In some cases, agencies also seek benchmarks that reflect how peers are performing to help them decide on the level of maturity and complexity to which they should aspire. ISO 55001 trends away from this. It encourages agencies to check against a framework of practices and process, and select what is best for the agency. Chapter 6 addresses benchmarking and related topics.
Actions to close gaps between desired and actual performance should be addressed within a TAM improvement or implementation plan.
Undertaking a gap assessment can form an important part of a change management process by aligning those within the agency on current performance, opportunities and targets for improvement.
Table 2.1 - Frameworks for Assessing Current Practice
|Framework||NCHRP 08-90 Gap Analysis Tool||ISO 55001 Asset Management Gap Analysis||International Infrastructure Manual (IIMM)||IAM Self-Assessment Methodology|
|Background||This tool was developed based on the tool and process created through development of the 2011 AASHTO TAM Guide.|
Uses a point scale for evaluating current and desired capabilities.
|This is the most widely adopted standard for asset management globally. It is generic to accommodate many contexts. Describes a management system approach to asset management.|
|Recognizing that the ISO Standards for asset management are very much the “What to do”, the IIMM looks to provide the “How to do it”.|
Identifies an Asset Maturity Index (Aware, Basis, Core, Intermediate, Advanced) to identify the current and an appropriate level of asset management for each asset.
|As an aid to the application of ISO 55001, the IAM decided to update their methodology into one that enables organizations in all sectors to measure their capabilities against the requirements of both PAS 55 and ISO 55001.
|Assessment or Focus Areas||
|Why use this framework?||This framework is best for an agency that wants to work explicitly within a US-defined context that adopt wider influences. Since this tool can be fully customized by an agency, an agency that wants to tailor the analysis to their particular needs will find this useful. Finally, the tool facilitates the analysis of data, and can generate graphs and charts using the data imported into it.||This framework is ideal for agencies that want to adopt a world-recognized approach to asset management that provides a developed asset management lexicon. This is currently the most internationally-recognized standard in the world.||This framework has been refined over time with many examples that illustrate successful application of concepts by organizations. Public agency focused, and largely written for the asset management practitioner responsible for civil assets.||This standard is well recognized internationally, is infrastructure agnostic, and has applicability to infrastructure owners in both the private and public sector. It has many other resources developed along with the framework including training materials, reference guides and courses to upskill an agency.|

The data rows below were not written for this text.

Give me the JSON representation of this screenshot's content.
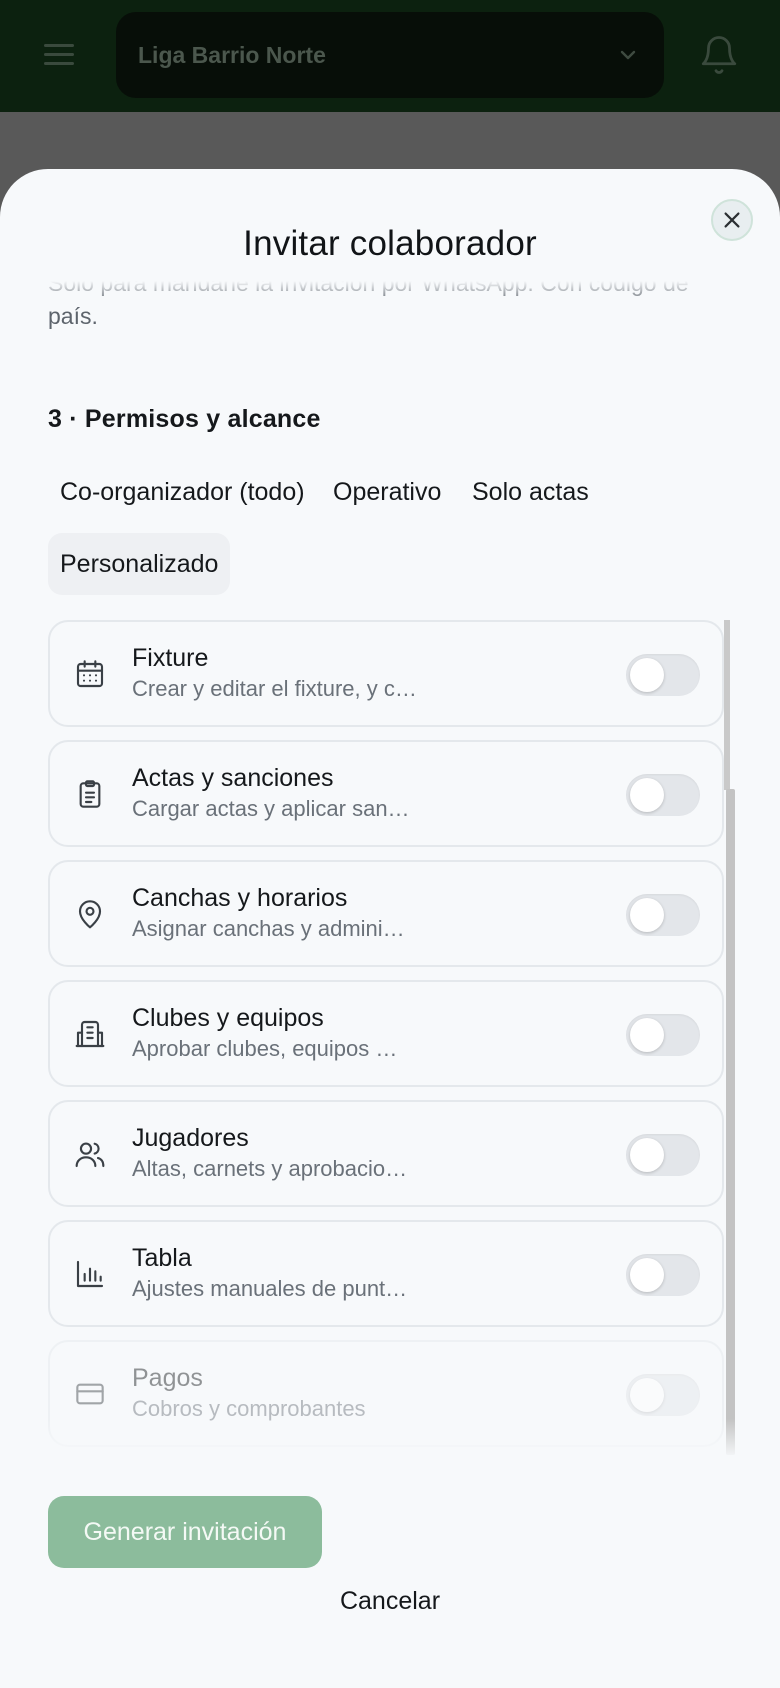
{
  "appbar": {
    "league_name": "Liga Barrio Norte",
    "menu_icon": "hamburger-menu-icon",
    "dropdown_icon": "chevron-down-icon",
    "notification_icon": "bell-icon"
  },
  "modal": {
    "title": "Invitar colaborador",
    "close_icon": "close-icon",
    "phone_helper": "Solo para mandarle la invitación por WhatsApp. Con código de país.",
    "section_title": "3 · Permisos y alcance",
    "presets": [
      {
        "label": "Co-organizador (todo)",
        "selected": false
      },
      {
        "label": "Operativo",
        "selected": false
      },
      {
        "label": "Solo actas",
        "selected": false
      },
      {
        "label": "Personalizado",
        "selected": true
      }
    ],
    "permissions": [
      {
        "name": "Fixture",
        "description": "Crear y editar el fixture, y c…",
        "icon": "calendar-icon",
        "enabled": false,
        "disabled": false
      },
      {
        "name": "Actas y sanciones",
        "description": "Cargar actas y aplicar san…",
        "icon": "clipboard-list-icon",
        "enabled": false,
        "disabled": false
      },
      {
        "name": "Canchas y horarios",
        "description": "Asignar canchas y admini…",
        "icon": "map-pin-icon",
        "enabled": false,
        "disabled": false
      },
      {
        "name": "Clubes y equipos",
        "description": "Aprobar clubes, equipos …",
        "icon": "building-icon",
        "enabled": false,
        "disabled": false
      },
      {
        "name": "Jugadores",
        "description": "Altas, carnets y aprobacio…",
        "icon": "users-icon",
        "enabled": false,
        "disabled": false
      },
      {
        "name": "Tabla",
        "description": "Ajustes manuales de punt…",
        "icon": "bar-chart-icon",
        "enabled": false,
        "disabled": false
      },
      {
        "name": "Pagos",
        "description": "Cobros y comprobantes",
        "icon": "credit-card-icon",
        "enabled": false,
        "disabled": true
      }
    ],
    "generate_button": "Generar invitación",
    "cancel_button": "Cancelar",
    "colors": {
      "accent": "#8cbc9c",
      "appbar": "#0c210f",
      "sheet_bg": "#f7f9fb",
      "overlay": "#595959"
    }
  }
}
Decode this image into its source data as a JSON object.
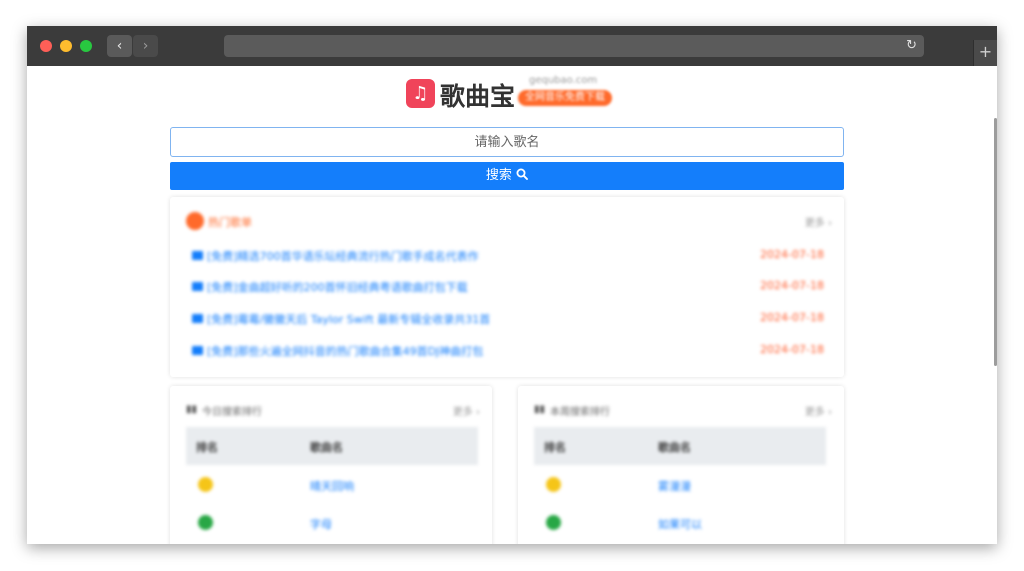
{
  "browser": {
    "back_label": "‹",
    "forward_label": "›",
    "reload_label": "↻",
    "new_tab_label": "+"
  },
  "logo": {
    "icon": "♫",
    "name": "歌曲宝",
    "domain": "gequbao.com",
    "tagline": "全网音乐免费下载"
  },
  "search": {
    "placeholder": "请输入歌名",
    "button_label": "搜索"
  },
  "hot": {
    "title": "热门歌单",
    "more_label": "更多 ›",
    "items": [
      {
        "title": "[免费]精选700首华语乐坛经典流行热门歌手成名代表作",
        "date": "2024-07-18"
      },
      {
        "title": "[免费]金曲超好听的200首怀旧经典粤语歌曲打包下载",
        "date": "2024-07-18"
      },
      {
        "title": "[免费]霉霉/黴黴天后 Taylor Swift 最新专辑全收录共31首",
        "date": "2024-07-18"
      },
      {
        "title": "[免费]那些火遍全网抖音的热门歌曲合集49首DJ神曲打包",
        "date": "2024-07-18"
      }
    ]
  },
  "today_rank": {
    "title": "今日搜索排行",
    "more_label": "更多 ›",
    "col_rank": "排名",
    "col_song": "歌曲名",
    "rows": [
      {
        "song": "晴天回响"
      },
      {
        "song": "字母"
      }
    ]
  },
  "week_rank": {
    "title": "本周搜索排行",
    "more_label": "更多 ›",
    "col_rank": "排名",
    "col_song": "歌曲名",
    "rows": [
      {
        "song": "雾漫漫"
      },
      {
        "song": "如果可以"
      }
    ]
  }
}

In 2016, Amtrak Engineering undertook an Asset Management Capability Assessment which bases maturity on the degree of formality and optimization of processes. The assessment uses several questions grouped into eight assessment areas, which describe operational processes necessary for asset management success. This maturity methodology is aligned with emerging guidance from the Institute of Asset Management (IAM), ISO 55001 standards, and requirements of the US FAST Act.

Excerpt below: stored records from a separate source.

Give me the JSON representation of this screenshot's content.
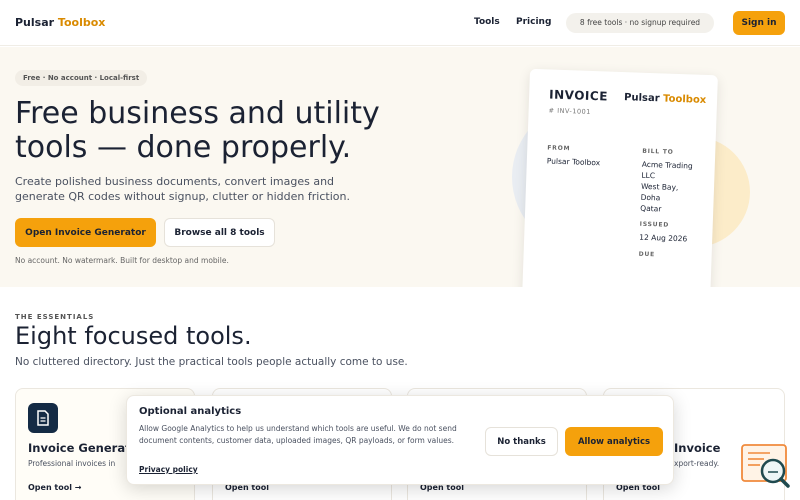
{
  "header": {
    "logo_main": "Pulsar",
    "logo_accent": "Toolbox",
    "nav": {
      "tools": "Tools",
      "pricing": "Pricing"
    },
    "badge": "8 free tools · no signup required",
    "signin": "Sign in"
  },
  "hero": {
    "pill": "Free · No account · Local-first",
    "title": "Free business and utility tools — done properly.",
    "subtitle": "Create polished business documents, convert images and generate QR codes without signup, clutter or hidden friction.",
    "primary_cta": "Open Invoice Generator",
    "secondary_cta": "Browse all 8 tools",
    "note": "No account. No watermark. Built for desktop and mobile."
  },
  "invoice": {
    "title": "INVOICE",
    "brand_main": "Pulsar",
    "brand_accent": "Toolbox",
    "number": "# INV-1001",
    "from_label": "FROM",
    "from_value": "Pulsar Toolbox",
    "billto_label": "BILL TO",
    "billto_lines": [
      "Acme Trading",
      "LLC",
      "West Bay,",
      "Doha",
      "Qatar"
    ],
    "issued_label": "ISSUED",
    "issued_value": "12 Aug 2026",
    "due_label": "DUE"
  },
  "essentials": {
    "kicker": "THE ESSENTIALS",
    "title": "Eight focused tools.",
    "subtitle": "No cluttered directory. Just the practical tools people actually come to use."
  },
  "tools": [
    {
      "name": "Invoice Generator",
      "desc": "Professional invoices in",
      "link": "Open tool →"
    },
    {
      "link": "Open tool"
    },
    {
      "link": "Open tool"
    },
    {
      "name": "Invoice",
      "desc": "xport-ready.",
      "link": "Open tool"
    }
  ],
  "consent": {
    "title": "Optional analytics",
    "text": "Allow Google Analytics to help us understand which tools are useful. We do not send document contents, customer data, uploaded images, QR payloads, or form values.",
    "policy_link": "Privacy policy",
    "decline": "No thanks",
    "accept": "Allow analytics"
  },
  "colors": {
    "accent": "#f5a10c",
    "brand_accent": "#d98a00",
    "navy": "#142b45",
    "hero_bg": "#fbf8f1"
  },
  "icons": {
    "invoice_tool": "document-icon",
    "floating_widget": "search-magnifier-icon"
  }
}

The assessment used a six-point scale, scoring Amtrak at the Establishing level, indicative of an agency that is actively developing asset management capabilities and establishing them to be consistent, repeatable, and well-defined.
Based on the 2016 assessment results, key challenges were identified and a series of improvement recommendations were developed and integrated into an Asset Management Improvement Roadmap.
In addition, Amtrak established a target position, driving process implementation priorities, with the intention of continuous monitoring by repeating the capabilities assessment process on an annual basis.
2016 Amtrak Asset Management Capabilities Assessment Results
Source: Amtrak Engineering 2019